Lines with the word "right" are the answer; copy each of them from the data below.
STORED DATA section start
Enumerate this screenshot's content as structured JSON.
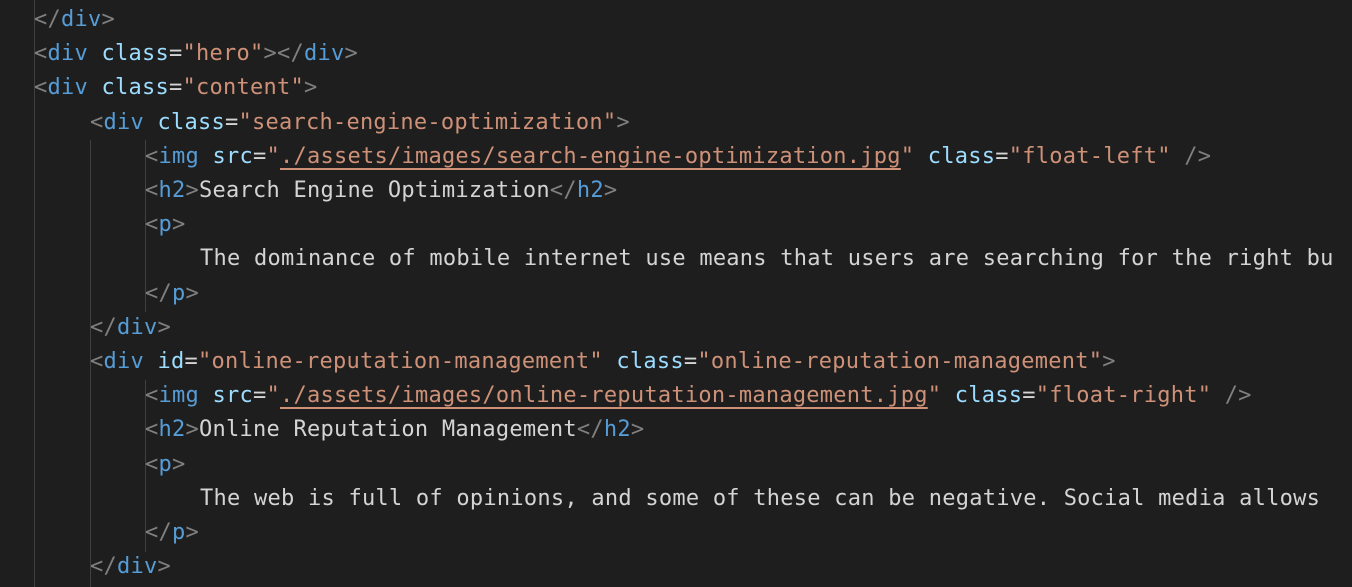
{
  "editor": {
    "language": "html",
    "colors": {
      "background": "#1e1e1e",
      "punctuation": "#808080",
      "tag": "#569cd6",
      "attribute": "#9cdcfe",
      "string": "#ce9178",
      "text": "#d4d4d4",
      "indent_guide": "#404040"
    },
    "lines": [
      {
        "indent": 0,
        "tokens": [
          [
            "p",
            "</"
          ],
          [
            "t",
            "div"
          ],
          [
            "p",
            ">"
          ]
        ]
      },
      {
        "indent": 0,
        "tokens": [
          [
            "p",
            "<"
          ],
          [
            "t",
            "div"
          ],
          [
            "x",
            " "
          ],
          [
            "a",
            "class"
          ],
          [
            "x",
            "="
          ],
          [
            "v",
            "\"hero\""
          ],
          [
            "p",
            "></"
          ],
          [
            "t",
            "div"
          ],
          [
            "p",
            ">"
          ]
        ]
      },
      {
        "indent": 0,
        "tokens": [
          [
            "p",
            "<"
          ],
          [
            "t",
            "div"
          ],
          [
            "x",
            " "
          ],
          [
            "a",
            "class"
          ],
          [
            "x",
            "="
          ],
          [
            "v",
            "\"content\""
          ],
          [
            "p",
            ">"
          ]
        ]
      },
      {
        "indent": 1,
        "tokens": [
          [
            "p",
            "<"
          ],
          [
            "t",
            "div"
          ],
          [
            "x",
            " "
          ],
          [
            "a",
            "class"
          ],
          [
            "x",
            "="
          ],
          [
            "v",
            "\"search-engine-optimization\""
          ],
          [
            "p",
            ">"
          ]
        ]
      },
      {
        "indent": 2,
        "tokens": [
          [
            "p",
            "<"
          ],
          [
            "t",
            "img"
          ],
          [
            "x",
            " "
          ],
          [
            "a",
            "src"
          ],
          [
            "x",
            "="
          ],
          [
            "v",
            "\""
          ],
          [
            "vu",
            "./assets/images/search-engine-optimization.jpg"
          ],
          [
            "v",
            "\""
          ],
          [
            "x",
            " "
          ],
          [
            "a",
            "class"
          ],
          [
            "x",
            "="
          ],
          [
            "v",
            "\"float-left\""
          ],
          [
            "x",
            " "
          ],
          [
            "p",
            "/>"
          ]
        ]
      },
      {
        "indent": 2,
        "tokens": [
          [
            "p",
            "<"
          ],
          [
            "t",
            "h2"
          ],
          [
            "p",
            ">"
          ],
          [
            "x",
            "Search Engine Optimization"
          ],
          [
            "p",
            "</"
          ],
          [
            "t",
            "h2"
          ],
          [
            "p",
            ">"
          ]
        ]
      },
      {
        "indent": 2,
        "tokens": [
          [
            "p",
            "<"
          ],
          [
            "t",
            "p"
          ],
          [
            "p",
            ">"
          ]
        ]
      },
      {
        "indent": 3,
        "tokens": [
          [
            "x",
            "The dominance of mobile internet use means that users are searching for the right bu"
          ]
        ]
      },
      {
        "indent": 2,
        "tokens": [
          [
            "p",
            "</"
          ],
          [
            "t",
            "p"
          ],
          [
            "p",
            ">"
          ]
        ]
      },
      {
        "indent": 1,
        "tokens": [
          [
            "p",
            "</"
          ],
          [
            "t",
            "div"
          ],
          [
            "p",
            ">"
          ]
        ]
      },
      {
        "indent": 1,
        "tokens": [
          [
            "p",
            "<"
          ],
          [
            "t",
            "div"
          ],
          [
            "x",
            " "
          ],
          [
            "a",
            "id"
          ],
          [
            "x",
            "="
          ],
          [
            "v",
            "\"online-reputation-management\""
          ],
          [
            "x",
            " "
          ],
          [
            "a",
            "class"
          ],
          [
            "x",
            "="
          ],
          [
            "v",
            "\"online-reputation-management\""
          ],
          [
            "p",
            ">"
          ]
        ]
      },
      {
        "indent": 2,
        "tokens": [
          [
            "p",
            "<"
          ],
          [
            "t",
            "img"
          ],
          [
            "x",
            " "
          ],
          [
            "a",
            "src"
          ],
          [
            "x",
            "="
          ],
          [
            "v",
            "\""
          ],
          [
            "vu",
            "./assets/images/online-reputation-management.jpg"
          ],
          [
            "v",
            "\""
          ],
          [
            "x",
            " "
          ],
          [
            "a",
            "class"
          ],
          [
            "x",
            "="
          ],
          [
            "v",
            "\"float-right\""
          ],
          [
            "x",
            " "
          ],
          [
            "p",
            "/>"
          ]
        ]
      },
      {
        "indent": 2,
        "tokens": [
          [
            "p",
            "<"
          ],
          [
            "t",
            "h2"
          ],
          [
            "p",
            ">"
          ],
          [
            "x",
            "Online Reputation Management"
          ],
          [
            "p",
            "</"
          ],
          [
            "t",
            "h2"
          ],
          [
            "p",
            ">"
          ]
        ]
      },
      {
        "indent": 2,
        "tokens": [
          [
            "p",
            "<"
          ],
          [
            "t",
            "p"
          ],
          [
            "p",
            ">"
          ]
        ]
      },
      {
        "indent": 3,
        "tokens": [
          [
            "x",
            "The web is full of opinions, and some of these can be negative. Social media allows"
          ]
        ]
      },
      {
        "indent": 2,
        "tokens": [
          [
            "p",
            "</"
          ],
          [
            "t",
            "p"
          ],
          [
            "p",
            ">"
          ]
        ]
      },
      {
        "indent": 1,
        "tokens": [
          [
            "p",
            "</"
          ],
          [
            "t",
            "div"
          ],
          [
            "p",
            ">"
          ]
        ]
      }
    ]
  }
}
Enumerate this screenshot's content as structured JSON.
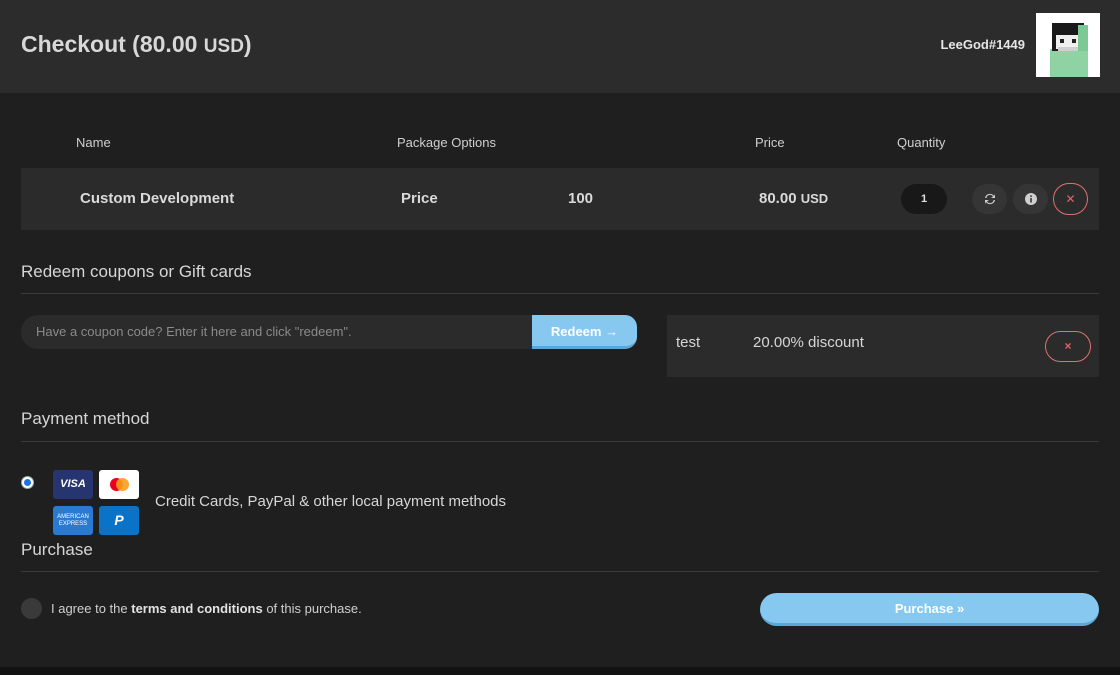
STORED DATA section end
● WRITTEN SOLUTION:
            "The dominance of mobile internet use means that users are searching for the right bu"
            "\"float-right\""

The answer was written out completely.